Task requirements: Each line with the word "Machine" must appear in the answer, copied from the records.

Exercise data:
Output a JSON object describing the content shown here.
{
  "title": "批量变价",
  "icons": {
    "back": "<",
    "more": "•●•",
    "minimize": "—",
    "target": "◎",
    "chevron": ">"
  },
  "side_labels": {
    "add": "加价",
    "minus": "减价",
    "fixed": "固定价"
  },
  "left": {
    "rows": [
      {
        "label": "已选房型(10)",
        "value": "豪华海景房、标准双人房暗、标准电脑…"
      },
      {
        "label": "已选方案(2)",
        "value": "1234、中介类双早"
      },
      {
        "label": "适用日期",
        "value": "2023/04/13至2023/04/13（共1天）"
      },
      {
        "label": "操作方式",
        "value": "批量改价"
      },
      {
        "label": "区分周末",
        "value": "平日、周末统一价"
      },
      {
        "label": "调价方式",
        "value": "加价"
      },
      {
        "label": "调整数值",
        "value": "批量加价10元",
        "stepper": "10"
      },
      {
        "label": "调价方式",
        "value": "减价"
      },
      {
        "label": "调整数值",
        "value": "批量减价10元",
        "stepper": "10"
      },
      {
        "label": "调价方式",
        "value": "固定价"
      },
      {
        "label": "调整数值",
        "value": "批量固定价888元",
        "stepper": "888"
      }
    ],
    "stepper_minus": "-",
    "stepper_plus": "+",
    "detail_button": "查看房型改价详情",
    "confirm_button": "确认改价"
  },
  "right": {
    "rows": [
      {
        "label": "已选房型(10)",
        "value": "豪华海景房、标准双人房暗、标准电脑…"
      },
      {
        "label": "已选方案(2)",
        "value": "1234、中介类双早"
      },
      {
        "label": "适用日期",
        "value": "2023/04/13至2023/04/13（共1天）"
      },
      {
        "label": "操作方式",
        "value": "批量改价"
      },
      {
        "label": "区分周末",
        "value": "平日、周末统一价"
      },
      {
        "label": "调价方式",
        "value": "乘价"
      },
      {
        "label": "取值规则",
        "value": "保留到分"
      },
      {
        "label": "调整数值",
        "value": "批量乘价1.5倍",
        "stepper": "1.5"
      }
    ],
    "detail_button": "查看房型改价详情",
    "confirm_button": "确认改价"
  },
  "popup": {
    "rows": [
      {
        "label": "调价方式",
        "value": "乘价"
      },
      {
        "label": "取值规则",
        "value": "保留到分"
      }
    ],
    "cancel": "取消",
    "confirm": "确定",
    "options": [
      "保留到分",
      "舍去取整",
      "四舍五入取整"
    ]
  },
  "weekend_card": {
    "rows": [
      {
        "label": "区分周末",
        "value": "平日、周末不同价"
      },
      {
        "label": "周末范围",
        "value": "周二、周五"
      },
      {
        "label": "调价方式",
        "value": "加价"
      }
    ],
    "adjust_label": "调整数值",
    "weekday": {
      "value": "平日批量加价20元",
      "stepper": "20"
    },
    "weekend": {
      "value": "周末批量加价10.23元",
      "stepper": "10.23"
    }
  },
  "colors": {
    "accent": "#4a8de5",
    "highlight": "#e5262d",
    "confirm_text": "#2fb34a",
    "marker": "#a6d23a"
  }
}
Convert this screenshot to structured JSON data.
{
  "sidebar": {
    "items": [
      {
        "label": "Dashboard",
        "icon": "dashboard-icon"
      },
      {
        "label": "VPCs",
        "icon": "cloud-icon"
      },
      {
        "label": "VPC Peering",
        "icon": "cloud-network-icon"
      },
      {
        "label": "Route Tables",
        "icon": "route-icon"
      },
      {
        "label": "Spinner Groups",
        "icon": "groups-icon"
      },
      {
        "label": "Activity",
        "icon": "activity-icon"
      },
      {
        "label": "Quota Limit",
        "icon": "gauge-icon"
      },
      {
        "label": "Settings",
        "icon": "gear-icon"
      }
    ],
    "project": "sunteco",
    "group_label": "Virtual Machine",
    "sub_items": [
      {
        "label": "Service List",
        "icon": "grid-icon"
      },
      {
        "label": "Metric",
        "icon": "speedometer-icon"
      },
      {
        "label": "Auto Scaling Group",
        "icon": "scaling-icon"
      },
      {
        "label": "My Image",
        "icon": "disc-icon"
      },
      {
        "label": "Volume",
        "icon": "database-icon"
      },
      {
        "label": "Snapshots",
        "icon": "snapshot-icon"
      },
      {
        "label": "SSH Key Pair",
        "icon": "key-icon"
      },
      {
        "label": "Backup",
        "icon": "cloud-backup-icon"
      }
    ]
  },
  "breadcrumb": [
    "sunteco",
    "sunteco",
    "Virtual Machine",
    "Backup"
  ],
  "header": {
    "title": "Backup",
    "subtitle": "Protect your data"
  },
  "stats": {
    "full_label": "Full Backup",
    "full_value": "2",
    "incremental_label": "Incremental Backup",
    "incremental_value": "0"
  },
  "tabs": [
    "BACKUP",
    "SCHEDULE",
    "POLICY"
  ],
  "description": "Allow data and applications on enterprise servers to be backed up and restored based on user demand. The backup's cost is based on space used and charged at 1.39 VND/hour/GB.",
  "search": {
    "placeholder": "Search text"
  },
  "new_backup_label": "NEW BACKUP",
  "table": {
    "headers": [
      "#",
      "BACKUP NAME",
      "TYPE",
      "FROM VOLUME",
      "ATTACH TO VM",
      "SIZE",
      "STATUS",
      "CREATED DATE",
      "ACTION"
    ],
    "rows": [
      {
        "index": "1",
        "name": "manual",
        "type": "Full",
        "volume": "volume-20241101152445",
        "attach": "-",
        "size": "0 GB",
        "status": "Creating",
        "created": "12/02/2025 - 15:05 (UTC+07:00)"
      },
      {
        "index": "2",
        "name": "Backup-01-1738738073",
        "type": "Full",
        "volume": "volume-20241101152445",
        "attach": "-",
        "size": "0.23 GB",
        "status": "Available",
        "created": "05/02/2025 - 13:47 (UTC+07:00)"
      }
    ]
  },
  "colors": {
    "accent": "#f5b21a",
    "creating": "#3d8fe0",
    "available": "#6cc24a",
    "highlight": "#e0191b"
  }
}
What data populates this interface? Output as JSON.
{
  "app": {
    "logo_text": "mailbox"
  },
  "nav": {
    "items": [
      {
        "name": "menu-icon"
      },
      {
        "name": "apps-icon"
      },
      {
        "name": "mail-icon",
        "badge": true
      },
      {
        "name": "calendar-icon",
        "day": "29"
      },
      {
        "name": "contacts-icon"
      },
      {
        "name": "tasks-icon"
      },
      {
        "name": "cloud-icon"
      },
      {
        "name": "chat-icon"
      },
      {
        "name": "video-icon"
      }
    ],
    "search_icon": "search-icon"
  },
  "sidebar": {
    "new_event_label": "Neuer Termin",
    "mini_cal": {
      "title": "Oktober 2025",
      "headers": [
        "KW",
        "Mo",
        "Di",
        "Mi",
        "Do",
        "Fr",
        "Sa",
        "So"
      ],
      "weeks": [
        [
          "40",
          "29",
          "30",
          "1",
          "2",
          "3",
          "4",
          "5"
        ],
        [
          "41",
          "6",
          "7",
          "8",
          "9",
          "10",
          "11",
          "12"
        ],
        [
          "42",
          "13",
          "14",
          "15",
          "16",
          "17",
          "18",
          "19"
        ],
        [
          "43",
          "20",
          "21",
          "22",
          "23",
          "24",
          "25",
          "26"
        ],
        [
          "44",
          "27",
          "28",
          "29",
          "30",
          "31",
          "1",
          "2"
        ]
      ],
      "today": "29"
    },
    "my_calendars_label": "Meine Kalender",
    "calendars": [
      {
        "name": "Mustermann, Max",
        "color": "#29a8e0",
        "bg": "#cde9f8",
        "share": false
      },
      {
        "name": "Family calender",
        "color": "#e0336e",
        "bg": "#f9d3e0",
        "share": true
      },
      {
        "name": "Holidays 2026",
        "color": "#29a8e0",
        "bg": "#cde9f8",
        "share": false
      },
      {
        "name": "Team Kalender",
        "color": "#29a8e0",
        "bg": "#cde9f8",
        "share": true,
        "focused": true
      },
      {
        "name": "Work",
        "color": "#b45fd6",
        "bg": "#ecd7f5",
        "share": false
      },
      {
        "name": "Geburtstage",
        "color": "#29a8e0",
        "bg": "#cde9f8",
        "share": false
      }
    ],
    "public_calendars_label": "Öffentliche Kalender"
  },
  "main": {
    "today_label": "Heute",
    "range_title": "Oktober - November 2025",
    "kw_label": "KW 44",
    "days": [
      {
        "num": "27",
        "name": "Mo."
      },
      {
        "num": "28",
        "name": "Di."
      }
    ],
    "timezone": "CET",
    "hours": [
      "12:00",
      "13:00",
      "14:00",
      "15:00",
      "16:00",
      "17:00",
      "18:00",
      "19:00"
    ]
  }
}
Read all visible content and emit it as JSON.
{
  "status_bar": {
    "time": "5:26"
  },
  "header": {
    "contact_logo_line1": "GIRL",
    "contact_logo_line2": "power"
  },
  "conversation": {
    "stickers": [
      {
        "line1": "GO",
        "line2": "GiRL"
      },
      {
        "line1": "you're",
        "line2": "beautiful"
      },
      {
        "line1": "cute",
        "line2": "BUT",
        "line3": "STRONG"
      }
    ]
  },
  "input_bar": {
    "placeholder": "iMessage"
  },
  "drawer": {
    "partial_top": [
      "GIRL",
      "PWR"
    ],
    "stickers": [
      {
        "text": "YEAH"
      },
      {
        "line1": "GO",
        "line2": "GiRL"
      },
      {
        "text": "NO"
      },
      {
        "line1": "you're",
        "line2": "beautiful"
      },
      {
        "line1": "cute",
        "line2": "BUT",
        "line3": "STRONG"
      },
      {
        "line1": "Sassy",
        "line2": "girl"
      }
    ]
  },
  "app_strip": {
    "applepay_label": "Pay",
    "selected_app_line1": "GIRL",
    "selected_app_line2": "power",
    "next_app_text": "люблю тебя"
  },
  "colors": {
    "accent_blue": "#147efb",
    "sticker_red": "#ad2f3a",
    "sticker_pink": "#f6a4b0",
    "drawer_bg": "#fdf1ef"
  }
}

Expected answer:
    "group_label": "Virtual Machine",
    "Virtual Machine",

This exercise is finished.